IMIS | Lifewatch regional portal

You are here


[ report an error in this record ]basket (1): add | show Print this page

one publication added to basket [292669]
Potential human health effects of phycotoxins in marine bioaerosols
Lodewijks, E. (2017). Potential human health effects of phycotoxins in marine bioaerosols. MSc Thesis. Ghent University, Faculty Bioscience Engineering: Gent. 73 pp.

Thesis info:

Available in  Author 
Document type: Dissertation

Author keywords
    Bioaerosols; Biogenics hypothesis; Yessotoxin; mTOR; Harmful algal blooms

Author  Top 
  • Lodewijks, E., more

    There is mounting evidence that suggests blue-green environments are beneficial for human health and wellbeing, however the causal factors involved remain uncertain. Moore (2015) recently proposed an immuno-regulatory mechanism to explain the ocean’s influence on human wellbeing, the biogenics hypothesis. He suggests that the wide variety of airborne biogenic compounds in natural environments (i.e. polyphenolics, antibiotics, algal and bacterial toxins) have an inhibiting effect on the activity of interconnected cell signalling networks, particularly PI3K/Akt/mTORC1. Dysregulation in the mTORC1 pathway has already been related to several pathological conditions. A source of marine bioaerosols are phycotoxins, toxins produced by microalgae. Adverse human health effects caused by exposure to aerosolised phycotoxins (i.e. brevetoxins and ovatoxins) have been reported during harmful algal blooms. However, no knowledge is available on the potentially positive health effects caused by exposure to low doses of these aerosolised toxins. To explore cytotoxicity, 43 h cell viability assays were conducted on two human epithelial lung cell lines using yessotoxin (YTX) and homoYTX (hYTX). Exposure of an alveolar epithelial cell line (A549) to the phycotoxins resulted in 43 h EC50 values of 4.34 ± 0.75 μg.L-1 (YTX) and2.48 ± 1.15 μg.L-1 (hYTX). Bronchial epithelial cells (BEAS-2B) exhibited a higher sensitivityto YTX (43 h EC50 = 3.40 ± 0.63 μg.L-1). Predicted environmental effect concentrations in the air were extrapolated from 43 h EC10 values. Bronchial tissue showed a higher sensitivity to YTX (81.52 ng.m-3) than alveolar tissue (90.68 μg.m-3) because the bronchial surface area in human lungs is smaller than the alveolar surface area. The bronchial concentrations are of the same magnitude as brevetoxin (PbTx-2) concentrations measured during harmful algal blooms. To examine the biogenics hypothesis, the response of the PI3K/Akt/mTORC1 pathway activity was investigated by assessing 43 h toxin treated lung cell lines with Western blotting. The effect of two toxins (i.e. YTX and hYTX) and a hYTX aerosol extract on the mTORC1 activity was tested with four biomarkers. The phosphorylation of these four downstream effectors of mTORC1 (i.e. S6RP, Akt, S6K and 4E-BP1) was used as a proxy for the pathway activity. When compared to the negative control, lower mTORC1 activities (p<0.05) were observed for all toxins with three biomarkers. One biomarker exhibited an upregulation of phosphorylation when treated with YTX for the BEAS-2B cell line. YTX and hYTX showed the ability to downregulate the mTORC1 activity in both cell lines. If this effect is also detectable at lower concentrations, during subsequent testing, these results are the first supporting the biogenics hypothesis.

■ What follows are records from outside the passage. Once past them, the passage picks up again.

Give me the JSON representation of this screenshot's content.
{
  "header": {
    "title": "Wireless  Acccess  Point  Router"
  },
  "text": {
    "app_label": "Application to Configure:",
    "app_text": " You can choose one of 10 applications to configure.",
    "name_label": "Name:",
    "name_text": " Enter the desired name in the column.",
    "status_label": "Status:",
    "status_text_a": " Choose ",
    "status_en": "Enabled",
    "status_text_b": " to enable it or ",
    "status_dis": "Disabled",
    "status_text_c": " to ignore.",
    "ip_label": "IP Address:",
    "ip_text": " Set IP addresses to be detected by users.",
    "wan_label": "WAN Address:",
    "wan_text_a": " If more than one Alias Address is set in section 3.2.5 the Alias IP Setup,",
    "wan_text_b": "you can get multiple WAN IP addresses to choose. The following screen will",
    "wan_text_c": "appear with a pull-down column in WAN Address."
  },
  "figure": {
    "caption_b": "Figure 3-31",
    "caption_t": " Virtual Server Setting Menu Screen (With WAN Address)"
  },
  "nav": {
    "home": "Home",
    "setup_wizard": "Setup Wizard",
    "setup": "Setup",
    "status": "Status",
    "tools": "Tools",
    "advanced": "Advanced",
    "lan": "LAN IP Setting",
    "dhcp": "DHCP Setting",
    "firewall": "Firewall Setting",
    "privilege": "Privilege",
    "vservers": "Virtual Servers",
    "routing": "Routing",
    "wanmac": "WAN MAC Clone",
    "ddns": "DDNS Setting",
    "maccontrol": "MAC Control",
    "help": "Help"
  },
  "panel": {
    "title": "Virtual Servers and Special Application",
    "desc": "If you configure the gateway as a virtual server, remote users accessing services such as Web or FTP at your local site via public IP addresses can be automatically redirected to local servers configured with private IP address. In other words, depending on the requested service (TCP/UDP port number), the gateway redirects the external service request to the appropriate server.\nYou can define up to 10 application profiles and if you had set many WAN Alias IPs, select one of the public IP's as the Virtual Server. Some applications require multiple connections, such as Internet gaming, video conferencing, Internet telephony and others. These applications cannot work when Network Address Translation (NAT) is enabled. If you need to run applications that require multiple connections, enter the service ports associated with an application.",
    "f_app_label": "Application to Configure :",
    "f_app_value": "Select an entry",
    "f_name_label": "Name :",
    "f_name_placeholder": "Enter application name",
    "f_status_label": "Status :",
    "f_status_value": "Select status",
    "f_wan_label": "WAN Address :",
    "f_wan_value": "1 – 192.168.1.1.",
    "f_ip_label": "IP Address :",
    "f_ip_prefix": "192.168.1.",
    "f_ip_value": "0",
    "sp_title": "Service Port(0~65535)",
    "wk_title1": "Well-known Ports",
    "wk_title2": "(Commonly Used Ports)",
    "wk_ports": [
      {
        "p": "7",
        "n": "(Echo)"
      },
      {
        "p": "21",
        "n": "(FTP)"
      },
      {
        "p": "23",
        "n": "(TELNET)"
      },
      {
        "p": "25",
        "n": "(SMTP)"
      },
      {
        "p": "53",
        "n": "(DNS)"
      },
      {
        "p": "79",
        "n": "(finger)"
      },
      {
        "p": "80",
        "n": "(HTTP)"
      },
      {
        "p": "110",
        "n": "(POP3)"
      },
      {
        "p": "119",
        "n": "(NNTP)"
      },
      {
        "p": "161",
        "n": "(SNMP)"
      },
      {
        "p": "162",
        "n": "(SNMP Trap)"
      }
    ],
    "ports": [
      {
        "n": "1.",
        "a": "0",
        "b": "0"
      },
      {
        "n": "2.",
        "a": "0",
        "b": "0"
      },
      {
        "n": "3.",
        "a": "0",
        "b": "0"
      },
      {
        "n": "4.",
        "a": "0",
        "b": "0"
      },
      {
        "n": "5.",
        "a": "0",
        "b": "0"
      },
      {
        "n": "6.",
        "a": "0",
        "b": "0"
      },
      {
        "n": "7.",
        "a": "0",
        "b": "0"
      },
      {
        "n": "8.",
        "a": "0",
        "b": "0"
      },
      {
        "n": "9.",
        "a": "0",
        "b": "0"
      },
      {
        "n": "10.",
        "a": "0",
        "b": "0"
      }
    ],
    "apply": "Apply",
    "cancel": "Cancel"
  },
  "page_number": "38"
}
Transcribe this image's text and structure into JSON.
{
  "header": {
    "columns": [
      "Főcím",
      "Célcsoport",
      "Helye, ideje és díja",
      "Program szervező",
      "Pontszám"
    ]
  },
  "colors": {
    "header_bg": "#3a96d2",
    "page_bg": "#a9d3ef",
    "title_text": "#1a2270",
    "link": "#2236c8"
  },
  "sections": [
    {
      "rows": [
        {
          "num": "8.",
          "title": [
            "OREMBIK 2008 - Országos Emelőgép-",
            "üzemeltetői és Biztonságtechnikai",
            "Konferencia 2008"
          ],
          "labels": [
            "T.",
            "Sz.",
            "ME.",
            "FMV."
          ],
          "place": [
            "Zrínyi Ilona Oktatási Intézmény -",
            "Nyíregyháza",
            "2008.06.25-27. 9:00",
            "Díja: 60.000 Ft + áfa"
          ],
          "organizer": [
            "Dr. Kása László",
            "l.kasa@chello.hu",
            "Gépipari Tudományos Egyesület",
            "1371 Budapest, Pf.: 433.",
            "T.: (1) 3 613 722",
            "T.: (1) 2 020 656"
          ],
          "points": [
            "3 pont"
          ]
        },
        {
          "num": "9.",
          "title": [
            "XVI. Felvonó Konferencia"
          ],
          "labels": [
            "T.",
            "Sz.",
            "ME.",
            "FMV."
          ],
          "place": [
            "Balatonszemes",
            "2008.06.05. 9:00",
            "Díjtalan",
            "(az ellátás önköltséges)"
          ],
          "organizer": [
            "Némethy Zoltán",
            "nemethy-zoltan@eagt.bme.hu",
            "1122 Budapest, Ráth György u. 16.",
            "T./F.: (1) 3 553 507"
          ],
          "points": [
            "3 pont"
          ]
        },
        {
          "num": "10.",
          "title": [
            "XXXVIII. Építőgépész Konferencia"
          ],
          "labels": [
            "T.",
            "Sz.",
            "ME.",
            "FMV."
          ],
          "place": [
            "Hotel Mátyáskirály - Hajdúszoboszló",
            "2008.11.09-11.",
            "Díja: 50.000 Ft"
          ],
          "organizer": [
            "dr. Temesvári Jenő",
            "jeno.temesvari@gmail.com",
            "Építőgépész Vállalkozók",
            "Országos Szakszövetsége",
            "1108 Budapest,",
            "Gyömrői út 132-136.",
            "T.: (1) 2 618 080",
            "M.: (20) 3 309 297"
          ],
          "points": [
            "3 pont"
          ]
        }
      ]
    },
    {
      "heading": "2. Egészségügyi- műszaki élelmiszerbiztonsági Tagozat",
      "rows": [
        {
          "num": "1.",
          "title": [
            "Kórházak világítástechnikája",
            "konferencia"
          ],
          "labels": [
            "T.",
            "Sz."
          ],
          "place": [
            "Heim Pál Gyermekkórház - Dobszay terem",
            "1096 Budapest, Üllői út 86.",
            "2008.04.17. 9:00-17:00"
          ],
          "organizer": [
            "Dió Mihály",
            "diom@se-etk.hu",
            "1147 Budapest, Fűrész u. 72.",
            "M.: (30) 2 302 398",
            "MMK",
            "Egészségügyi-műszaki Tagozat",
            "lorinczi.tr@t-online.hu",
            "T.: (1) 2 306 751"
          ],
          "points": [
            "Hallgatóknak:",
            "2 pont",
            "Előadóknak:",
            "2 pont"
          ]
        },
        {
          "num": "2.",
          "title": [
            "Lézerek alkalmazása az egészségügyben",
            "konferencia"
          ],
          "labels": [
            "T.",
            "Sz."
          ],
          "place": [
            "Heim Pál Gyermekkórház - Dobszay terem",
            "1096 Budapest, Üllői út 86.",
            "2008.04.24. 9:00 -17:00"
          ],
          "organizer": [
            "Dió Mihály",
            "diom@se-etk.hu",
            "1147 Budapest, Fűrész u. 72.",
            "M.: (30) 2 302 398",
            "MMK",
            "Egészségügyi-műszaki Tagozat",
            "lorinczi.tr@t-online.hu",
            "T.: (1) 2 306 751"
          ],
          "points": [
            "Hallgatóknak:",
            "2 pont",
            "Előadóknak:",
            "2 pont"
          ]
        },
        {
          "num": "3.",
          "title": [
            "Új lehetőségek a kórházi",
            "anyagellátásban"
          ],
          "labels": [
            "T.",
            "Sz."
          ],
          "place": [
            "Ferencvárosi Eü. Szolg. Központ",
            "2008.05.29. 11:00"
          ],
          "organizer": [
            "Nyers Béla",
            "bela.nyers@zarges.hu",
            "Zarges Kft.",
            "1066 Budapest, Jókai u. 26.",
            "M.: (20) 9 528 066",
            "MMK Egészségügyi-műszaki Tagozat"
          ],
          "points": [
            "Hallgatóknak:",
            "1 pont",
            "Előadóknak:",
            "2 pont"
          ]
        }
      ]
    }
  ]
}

All data in the Integrated Marine Information System (IMIS) is subject to the VLIZ privacy policy Top | Author